There are people in my own history whom I have offended, and to whom I’ve made amends. Some have returned as friends, others have not.
The important thing is to not remain in toxic relationships, lest they damage your own psyche!
Via comment by Anonymous on Confederate flag prompts school lockdown: Student (SERIOUSLY? – Guffaw)
A good man who posted many Confederate pieces. He left us way too soon and may you rest in piece, brave warrior.
Yankees respected Confederates. Why must we despise them today?
Back in 2006, my wife and I went to a friend’s house to watch Oscar De La Hoya fight Ricardo Mayorga for the World Boxing Council light–middleweight boxing championship. My wife was unfamiliar with professional boxing and was taken aback by the trash talking between the two foes, which HBO recapped during the intro to the show. “You’re going to be my bitch in my bed anytime I want you,” was one of Mr. Mayorga’s more printable insults.
Mr. De La Hoya won handily with a 6th round TKO, to the delight of many fans and my wife as well.
But, to her surprise, the fighters embraced after the fight and appeared to let bygones be bygones.
“You are a great fighter, a great champion,” Mr. Mayorga said. “I apologize for everything I said to you.”
How, she wondered, could everything be so easily settled?
The fact is, settling grievances through combat is pretty common. Kids at schools everywhere still “take it outside” and are often friends afterwards. Fighters in the boxing ring, the UFC, and other combat sports routinely find their grievances settled after a fight.
This is sometimes referred to as “the warrior’s ethic.” If a problem can’t be talked out, it can be settled by combat, often followed by mutual respect between winner and the loser.
David Yeagley, who spoke several times at American Renaissance conferences, was a Comanche activist who understood the warrior ethic:
While I believe in ‘The Warrior Ethic’, I do not believe it applies in all combat.
If someone was trying to relieve me (or my family and friends) of Life or Property, for example. Assuming we survive, and the miscreants are in handcuffs, being prepared for extraction to the local jail (or hospital), I would have no thought of shaking their hands and exclaiming “good try”, or some other nonsense.

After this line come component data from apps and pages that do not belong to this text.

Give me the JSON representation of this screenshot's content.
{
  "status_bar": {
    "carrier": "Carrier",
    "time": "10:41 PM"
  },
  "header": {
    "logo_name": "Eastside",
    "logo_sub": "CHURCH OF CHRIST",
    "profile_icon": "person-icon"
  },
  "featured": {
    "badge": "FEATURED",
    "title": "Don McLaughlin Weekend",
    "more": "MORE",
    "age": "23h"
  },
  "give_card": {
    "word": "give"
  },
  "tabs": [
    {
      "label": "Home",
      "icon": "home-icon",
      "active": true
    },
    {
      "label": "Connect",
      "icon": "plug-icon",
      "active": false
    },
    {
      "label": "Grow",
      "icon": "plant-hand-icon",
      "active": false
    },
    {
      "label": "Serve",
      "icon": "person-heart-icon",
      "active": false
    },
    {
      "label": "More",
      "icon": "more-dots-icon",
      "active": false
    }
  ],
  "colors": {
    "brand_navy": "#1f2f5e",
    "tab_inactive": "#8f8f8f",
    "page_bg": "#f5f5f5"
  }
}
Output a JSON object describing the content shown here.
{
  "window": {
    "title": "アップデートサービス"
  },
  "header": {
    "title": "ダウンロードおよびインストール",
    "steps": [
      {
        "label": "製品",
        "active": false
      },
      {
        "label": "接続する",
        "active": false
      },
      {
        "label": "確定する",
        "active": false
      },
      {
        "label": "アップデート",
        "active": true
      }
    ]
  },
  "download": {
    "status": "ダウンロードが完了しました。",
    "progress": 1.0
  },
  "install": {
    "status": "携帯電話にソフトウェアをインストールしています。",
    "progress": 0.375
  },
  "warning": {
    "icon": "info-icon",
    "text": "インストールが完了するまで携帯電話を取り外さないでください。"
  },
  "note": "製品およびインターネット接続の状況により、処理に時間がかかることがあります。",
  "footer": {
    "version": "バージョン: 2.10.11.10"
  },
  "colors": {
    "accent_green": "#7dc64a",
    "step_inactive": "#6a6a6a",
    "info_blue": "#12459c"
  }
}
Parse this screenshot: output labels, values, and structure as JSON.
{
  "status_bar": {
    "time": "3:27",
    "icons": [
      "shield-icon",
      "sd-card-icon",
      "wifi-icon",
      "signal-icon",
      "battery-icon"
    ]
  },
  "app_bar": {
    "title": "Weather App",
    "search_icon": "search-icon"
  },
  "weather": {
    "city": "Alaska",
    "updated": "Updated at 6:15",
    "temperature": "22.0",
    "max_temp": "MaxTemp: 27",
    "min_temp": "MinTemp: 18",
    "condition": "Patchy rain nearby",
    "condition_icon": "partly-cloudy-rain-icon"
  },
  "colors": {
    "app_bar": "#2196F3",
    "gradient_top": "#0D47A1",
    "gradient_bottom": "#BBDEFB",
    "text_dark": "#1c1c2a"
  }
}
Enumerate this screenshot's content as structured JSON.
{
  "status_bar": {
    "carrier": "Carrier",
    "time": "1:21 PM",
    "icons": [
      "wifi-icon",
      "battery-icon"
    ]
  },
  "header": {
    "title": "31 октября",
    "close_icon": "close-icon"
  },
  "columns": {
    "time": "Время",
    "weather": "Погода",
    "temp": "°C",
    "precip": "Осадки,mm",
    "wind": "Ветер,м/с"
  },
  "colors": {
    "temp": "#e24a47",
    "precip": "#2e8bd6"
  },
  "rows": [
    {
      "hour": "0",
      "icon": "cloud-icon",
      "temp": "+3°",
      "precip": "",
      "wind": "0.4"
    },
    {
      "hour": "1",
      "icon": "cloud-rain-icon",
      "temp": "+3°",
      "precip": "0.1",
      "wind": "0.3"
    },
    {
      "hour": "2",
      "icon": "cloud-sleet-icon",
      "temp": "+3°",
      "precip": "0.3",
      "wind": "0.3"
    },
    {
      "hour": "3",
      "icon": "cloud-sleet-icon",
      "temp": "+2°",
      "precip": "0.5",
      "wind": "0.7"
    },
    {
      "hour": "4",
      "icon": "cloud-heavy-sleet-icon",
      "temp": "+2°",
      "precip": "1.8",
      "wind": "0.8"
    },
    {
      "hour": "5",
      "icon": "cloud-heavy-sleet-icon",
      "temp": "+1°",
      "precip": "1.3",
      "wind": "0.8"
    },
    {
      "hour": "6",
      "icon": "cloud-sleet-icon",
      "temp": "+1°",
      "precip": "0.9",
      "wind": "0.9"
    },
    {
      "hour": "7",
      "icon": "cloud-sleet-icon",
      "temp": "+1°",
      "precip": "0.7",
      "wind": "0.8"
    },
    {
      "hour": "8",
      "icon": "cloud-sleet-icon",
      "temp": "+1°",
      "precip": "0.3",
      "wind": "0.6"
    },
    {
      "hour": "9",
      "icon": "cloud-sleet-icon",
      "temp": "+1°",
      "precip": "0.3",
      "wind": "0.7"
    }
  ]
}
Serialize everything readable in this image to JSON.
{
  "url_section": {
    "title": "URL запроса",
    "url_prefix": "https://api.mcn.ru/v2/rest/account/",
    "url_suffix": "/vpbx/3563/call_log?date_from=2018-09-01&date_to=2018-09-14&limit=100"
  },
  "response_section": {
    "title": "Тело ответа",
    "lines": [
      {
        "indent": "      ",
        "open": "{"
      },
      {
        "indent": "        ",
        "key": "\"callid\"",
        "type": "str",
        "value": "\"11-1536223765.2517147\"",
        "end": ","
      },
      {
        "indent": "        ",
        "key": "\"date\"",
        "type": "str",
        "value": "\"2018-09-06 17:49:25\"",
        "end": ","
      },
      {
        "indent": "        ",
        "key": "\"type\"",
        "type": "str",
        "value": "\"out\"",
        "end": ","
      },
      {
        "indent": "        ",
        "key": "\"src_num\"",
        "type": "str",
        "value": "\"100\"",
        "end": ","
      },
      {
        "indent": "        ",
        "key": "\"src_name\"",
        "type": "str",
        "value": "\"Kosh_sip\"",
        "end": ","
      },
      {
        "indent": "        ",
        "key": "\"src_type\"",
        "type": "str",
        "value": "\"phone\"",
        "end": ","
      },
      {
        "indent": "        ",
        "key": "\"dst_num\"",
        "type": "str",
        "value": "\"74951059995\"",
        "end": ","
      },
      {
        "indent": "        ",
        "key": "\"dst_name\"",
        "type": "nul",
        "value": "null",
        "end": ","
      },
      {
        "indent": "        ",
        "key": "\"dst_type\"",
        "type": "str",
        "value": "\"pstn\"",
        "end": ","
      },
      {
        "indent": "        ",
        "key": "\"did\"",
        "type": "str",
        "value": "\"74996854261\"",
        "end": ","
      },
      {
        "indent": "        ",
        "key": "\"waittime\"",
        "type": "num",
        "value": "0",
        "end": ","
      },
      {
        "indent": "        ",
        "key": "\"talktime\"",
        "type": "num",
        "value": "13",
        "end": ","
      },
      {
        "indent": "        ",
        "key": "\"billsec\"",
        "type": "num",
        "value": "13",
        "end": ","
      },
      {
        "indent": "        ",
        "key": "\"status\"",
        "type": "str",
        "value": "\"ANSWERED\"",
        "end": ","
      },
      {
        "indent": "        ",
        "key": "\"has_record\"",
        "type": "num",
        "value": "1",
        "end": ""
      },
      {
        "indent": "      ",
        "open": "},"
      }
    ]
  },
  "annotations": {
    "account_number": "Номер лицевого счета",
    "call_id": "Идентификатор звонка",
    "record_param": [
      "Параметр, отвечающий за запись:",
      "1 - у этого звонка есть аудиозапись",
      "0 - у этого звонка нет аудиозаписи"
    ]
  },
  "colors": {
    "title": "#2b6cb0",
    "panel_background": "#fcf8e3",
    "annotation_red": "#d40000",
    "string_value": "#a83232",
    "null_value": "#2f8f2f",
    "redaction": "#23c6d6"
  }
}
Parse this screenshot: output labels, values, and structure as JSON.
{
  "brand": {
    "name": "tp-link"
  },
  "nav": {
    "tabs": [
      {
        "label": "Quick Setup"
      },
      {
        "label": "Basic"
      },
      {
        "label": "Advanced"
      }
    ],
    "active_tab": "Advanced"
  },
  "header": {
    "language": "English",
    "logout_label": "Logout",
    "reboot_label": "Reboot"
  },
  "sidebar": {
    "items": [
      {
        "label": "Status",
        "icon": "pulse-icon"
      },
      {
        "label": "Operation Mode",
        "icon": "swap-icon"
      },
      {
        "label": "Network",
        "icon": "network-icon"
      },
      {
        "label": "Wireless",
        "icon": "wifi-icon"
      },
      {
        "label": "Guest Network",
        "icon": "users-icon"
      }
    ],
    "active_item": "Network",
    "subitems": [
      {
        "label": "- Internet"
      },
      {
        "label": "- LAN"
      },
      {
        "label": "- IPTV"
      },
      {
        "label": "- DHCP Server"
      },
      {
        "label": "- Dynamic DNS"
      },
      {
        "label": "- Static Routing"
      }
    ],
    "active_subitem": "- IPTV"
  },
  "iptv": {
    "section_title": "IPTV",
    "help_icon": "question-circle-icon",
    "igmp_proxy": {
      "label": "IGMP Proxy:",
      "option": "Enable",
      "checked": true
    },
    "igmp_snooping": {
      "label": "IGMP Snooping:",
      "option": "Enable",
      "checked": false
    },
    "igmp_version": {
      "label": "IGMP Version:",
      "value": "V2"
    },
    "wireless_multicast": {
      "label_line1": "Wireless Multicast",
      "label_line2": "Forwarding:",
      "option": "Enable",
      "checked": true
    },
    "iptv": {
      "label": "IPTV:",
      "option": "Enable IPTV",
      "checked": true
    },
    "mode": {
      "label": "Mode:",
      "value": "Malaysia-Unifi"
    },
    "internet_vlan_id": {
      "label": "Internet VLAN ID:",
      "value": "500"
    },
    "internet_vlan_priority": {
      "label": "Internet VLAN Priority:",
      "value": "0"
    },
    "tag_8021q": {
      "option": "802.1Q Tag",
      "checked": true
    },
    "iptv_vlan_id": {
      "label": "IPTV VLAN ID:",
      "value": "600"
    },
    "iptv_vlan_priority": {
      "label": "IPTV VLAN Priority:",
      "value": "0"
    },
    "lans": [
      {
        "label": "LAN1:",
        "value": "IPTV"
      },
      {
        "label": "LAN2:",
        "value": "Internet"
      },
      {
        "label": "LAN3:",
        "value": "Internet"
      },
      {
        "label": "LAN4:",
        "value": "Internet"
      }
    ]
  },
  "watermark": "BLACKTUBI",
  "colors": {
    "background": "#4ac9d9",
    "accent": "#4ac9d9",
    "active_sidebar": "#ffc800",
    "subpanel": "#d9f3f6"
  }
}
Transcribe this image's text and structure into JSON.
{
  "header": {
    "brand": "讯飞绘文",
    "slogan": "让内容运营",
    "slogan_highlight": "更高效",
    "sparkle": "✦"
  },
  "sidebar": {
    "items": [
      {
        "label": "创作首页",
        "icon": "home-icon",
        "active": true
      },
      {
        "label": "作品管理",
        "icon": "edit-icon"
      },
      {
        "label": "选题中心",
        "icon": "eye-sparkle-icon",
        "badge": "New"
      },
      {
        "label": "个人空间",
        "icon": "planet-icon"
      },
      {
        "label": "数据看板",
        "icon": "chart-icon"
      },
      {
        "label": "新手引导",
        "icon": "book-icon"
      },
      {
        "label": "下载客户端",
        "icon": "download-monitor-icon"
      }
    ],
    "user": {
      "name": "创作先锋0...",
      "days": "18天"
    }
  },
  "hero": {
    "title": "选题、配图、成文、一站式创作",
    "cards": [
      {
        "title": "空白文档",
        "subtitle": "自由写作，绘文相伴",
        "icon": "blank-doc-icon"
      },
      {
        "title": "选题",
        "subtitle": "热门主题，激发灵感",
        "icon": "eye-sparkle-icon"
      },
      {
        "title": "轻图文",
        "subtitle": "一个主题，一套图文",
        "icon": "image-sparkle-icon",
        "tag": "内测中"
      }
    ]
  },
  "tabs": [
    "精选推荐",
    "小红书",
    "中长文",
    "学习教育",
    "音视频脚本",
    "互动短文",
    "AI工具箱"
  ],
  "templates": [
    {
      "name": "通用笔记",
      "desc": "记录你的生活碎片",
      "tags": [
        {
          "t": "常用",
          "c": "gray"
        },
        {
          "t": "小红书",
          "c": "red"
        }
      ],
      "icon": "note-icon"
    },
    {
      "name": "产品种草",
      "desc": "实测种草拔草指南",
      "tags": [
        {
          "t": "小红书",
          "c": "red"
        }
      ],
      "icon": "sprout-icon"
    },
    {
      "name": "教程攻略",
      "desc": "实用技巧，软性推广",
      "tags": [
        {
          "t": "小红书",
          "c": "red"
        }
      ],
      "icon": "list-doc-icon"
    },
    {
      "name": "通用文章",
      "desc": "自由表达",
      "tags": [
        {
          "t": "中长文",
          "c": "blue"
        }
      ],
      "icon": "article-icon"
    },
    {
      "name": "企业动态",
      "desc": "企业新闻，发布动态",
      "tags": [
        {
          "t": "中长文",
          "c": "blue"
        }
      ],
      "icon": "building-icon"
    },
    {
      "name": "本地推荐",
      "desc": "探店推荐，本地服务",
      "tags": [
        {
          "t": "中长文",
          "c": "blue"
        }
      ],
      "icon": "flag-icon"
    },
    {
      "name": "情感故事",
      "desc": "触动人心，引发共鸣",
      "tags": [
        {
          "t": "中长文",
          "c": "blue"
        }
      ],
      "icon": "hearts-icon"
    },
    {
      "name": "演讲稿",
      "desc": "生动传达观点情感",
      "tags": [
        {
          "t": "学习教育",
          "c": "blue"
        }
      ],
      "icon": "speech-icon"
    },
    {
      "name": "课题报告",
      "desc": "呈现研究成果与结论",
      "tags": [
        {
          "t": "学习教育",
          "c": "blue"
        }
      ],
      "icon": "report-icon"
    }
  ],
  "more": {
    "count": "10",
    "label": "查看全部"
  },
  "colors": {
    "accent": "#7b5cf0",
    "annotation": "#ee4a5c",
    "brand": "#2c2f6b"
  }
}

And certainly, those who are trying to relieve us of our Liberty deserve no ‘civil handshake’ after the ‘festivities’ have ended.
These are not hockey matches.
And, I don’t expect a handshake from the Gestapo as the boxcars pull out of the station…
h/t Brock Townsend
The JOY of misinterpreting electronic surveillance!
I like to think I have Principles
I like to think I stand on them, and admire those who do also.
Unless, of course, their principles are diametrically opposed to mine!
One would think that working as a county clerk, and gay marriage was upheld by The Supreme Court, and licensing gays violated my principles, that it would behoove me to look for employment elsewhere(?)
The same thing applies to pharmacists who dislike dispensing a ‘morning after’ pill to their customers.
Or going to work at the Walmart sporting goods department, and being told you must sell guns and ammunition. And you are anti-gun.
This just in – an Islamic flight attendant is objecting to be required to serve her passengers alcohol! (as if she didn’t know this going in!)
If working there and doing your assigned job violates your principles – QUIT!
There’s an old saw, emblazoned on many a sampler and kitschy poster, stating “When you work for a man, WORK for him!”
Perhaps the women in the news are hoping to become another cause celebre, and make it to the Supreme Court?
In another lifetime.
I’m certainly not pristine in holding to my principles. I AM human. I worked for a polygraph company (not as a polygrapher) and federal legislation was pending to severely restrict private polygraph pre-employment companies. (It passed). But the boss had us calling in on company time (we were getting paid to do this) in an effort to sway the Congress to not pass the bill.
And, having had some (not all) negative experiences with polygraphs, I privately supported the legislation.
But, I also needed a paycheck, so…
I chose getting a paycheck over standing on my principles.
I was laid-off six months later, regardless, I’m sure in part to the decreased company revenue.
I probably should have quit.